- Problem to solve
Pull every line with the word "rodilla" out of the entries below.

Start of Block

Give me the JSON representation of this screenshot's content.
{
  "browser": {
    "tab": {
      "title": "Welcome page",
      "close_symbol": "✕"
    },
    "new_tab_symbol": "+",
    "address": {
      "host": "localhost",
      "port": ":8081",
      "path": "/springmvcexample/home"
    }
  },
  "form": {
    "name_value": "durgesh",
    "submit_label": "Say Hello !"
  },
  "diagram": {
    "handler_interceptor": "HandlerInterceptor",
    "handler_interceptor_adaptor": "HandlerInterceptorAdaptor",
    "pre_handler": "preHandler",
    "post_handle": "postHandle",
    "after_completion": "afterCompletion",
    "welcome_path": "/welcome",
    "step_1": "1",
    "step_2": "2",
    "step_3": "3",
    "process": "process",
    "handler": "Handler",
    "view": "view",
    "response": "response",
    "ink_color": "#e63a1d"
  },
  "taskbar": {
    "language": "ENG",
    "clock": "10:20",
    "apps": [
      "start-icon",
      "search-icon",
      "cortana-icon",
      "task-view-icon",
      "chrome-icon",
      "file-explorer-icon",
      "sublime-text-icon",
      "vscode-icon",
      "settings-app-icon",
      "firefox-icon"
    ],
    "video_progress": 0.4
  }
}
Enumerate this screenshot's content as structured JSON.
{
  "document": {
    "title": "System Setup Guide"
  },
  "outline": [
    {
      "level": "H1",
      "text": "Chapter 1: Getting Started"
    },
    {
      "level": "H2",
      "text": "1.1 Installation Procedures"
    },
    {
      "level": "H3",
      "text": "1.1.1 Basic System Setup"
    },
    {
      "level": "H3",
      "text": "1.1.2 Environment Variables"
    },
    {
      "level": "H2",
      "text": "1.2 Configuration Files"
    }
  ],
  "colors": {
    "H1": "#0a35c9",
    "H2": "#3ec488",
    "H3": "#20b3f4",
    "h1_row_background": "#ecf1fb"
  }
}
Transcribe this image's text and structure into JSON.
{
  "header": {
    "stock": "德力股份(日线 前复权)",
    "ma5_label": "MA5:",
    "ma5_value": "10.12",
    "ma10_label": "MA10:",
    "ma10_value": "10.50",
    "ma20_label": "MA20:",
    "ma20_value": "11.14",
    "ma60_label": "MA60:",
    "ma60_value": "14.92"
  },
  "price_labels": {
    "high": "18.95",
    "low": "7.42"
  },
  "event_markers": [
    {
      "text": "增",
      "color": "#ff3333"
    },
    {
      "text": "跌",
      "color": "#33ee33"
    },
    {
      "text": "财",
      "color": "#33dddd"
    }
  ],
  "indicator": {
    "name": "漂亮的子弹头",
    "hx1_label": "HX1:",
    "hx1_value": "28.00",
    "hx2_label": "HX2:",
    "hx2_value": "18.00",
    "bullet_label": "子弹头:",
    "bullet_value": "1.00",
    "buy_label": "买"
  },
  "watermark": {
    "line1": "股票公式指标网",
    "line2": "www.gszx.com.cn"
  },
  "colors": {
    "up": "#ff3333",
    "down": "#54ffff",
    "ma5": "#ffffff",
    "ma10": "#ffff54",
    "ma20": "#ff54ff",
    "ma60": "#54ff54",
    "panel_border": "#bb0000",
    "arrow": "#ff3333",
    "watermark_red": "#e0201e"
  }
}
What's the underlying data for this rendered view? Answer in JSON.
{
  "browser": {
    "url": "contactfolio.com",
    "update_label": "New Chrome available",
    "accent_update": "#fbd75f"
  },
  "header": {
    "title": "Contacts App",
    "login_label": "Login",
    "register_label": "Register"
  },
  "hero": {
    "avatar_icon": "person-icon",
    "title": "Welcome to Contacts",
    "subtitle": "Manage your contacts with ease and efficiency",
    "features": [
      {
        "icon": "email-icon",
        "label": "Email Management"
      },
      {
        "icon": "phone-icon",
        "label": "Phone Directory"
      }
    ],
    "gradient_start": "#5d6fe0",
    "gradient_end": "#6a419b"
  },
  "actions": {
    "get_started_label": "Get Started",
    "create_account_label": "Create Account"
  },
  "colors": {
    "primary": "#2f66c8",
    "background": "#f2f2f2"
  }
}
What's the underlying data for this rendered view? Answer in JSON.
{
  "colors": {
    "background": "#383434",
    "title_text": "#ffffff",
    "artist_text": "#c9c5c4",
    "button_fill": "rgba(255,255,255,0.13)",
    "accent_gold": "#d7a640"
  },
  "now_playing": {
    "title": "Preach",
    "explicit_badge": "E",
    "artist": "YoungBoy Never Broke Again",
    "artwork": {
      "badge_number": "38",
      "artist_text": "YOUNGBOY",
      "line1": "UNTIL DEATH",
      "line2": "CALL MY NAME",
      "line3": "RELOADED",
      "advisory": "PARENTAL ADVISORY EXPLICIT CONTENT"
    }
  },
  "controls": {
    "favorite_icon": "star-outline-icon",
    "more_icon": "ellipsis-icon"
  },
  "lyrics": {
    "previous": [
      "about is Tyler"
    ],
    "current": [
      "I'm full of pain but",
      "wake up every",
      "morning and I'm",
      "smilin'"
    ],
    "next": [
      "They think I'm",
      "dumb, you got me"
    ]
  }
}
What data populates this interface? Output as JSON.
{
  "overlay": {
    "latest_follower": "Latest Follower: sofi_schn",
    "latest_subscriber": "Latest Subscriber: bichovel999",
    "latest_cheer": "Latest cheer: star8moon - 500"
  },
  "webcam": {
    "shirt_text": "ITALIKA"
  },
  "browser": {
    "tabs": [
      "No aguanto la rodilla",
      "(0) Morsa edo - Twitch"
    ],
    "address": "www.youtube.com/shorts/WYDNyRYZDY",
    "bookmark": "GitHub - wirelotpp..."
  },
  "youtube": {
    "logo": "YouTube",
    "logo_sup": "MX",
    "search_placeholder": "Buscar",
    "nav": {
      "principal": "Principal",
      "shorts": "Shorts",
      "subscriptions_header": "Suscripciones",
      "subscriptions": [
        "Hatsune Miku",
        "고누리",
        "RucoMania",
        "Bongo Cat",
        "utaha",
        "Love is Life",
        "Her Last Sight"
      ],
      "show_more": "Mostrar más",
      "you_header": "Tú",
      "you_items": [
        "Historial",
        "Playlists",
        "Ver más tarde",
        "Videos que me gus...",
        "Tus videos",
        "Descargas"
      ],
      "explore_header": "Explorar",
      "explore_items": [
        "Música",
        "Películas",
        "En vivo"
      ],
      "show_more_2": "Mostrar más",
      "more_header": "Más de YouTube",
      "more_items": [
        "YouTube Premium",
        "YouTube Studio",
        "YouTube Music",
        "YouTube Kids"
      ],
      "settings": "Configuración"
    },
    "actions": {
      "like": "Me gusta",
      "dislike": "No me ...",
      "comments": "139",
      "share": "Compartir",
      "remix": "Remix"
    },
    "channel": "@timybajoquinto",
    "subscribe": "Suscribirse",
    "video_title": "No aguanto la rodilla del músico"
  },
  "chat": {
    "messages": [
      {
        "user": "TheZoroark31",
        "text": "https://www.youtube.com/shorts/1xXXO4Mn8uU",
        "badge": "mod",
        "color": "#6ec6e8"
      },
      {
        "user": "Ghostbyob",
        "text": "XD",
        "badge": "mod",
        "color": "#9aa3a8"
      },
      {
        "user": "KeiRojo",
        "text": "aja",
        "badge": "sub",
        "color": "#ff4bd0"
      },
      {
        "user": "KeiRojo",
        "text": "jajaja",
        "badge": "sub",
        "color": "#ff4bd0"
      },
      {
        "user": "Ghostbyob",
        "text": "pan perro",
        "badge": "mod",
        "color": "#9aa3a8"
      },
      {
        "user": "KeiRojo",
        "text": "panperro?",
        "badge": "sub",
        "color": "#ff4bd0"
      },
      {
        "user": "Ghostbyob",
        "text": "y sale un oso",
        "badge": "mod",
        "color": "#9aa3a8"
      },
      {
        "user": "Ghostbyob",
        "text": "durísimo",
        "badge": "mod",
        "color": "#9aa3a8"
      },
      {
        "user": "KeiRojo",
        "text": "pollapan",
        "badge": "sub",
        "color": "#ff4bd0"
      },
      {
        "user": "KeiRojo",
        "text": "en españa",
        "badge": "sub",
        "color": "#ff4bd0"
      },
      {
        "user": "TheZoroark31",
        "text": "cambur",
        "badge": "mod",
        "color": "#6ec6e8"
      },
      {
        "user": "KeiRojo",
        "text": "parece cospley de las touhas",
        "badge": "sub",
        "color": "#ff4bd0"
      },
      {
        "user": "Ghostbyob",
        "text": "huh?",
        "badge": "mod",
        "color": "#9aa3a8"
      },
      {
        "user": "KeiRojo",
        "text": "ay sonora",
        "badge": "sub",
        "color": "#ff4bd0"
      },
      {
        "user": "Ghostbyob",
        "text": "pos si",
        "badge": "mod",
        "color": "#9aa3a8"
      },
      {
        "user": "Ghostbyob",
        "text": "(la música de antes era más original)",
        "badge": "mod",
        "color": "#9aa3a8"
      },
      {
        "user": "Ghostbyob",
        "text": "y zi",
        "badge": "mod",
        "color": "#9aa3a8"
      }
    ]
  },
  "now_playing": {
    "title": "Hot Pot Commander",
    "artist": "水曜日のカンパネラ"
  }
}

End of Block

- Task result
      "No aguanto la rodilla",
    "video_title": "No aguanto la rodilla del músico"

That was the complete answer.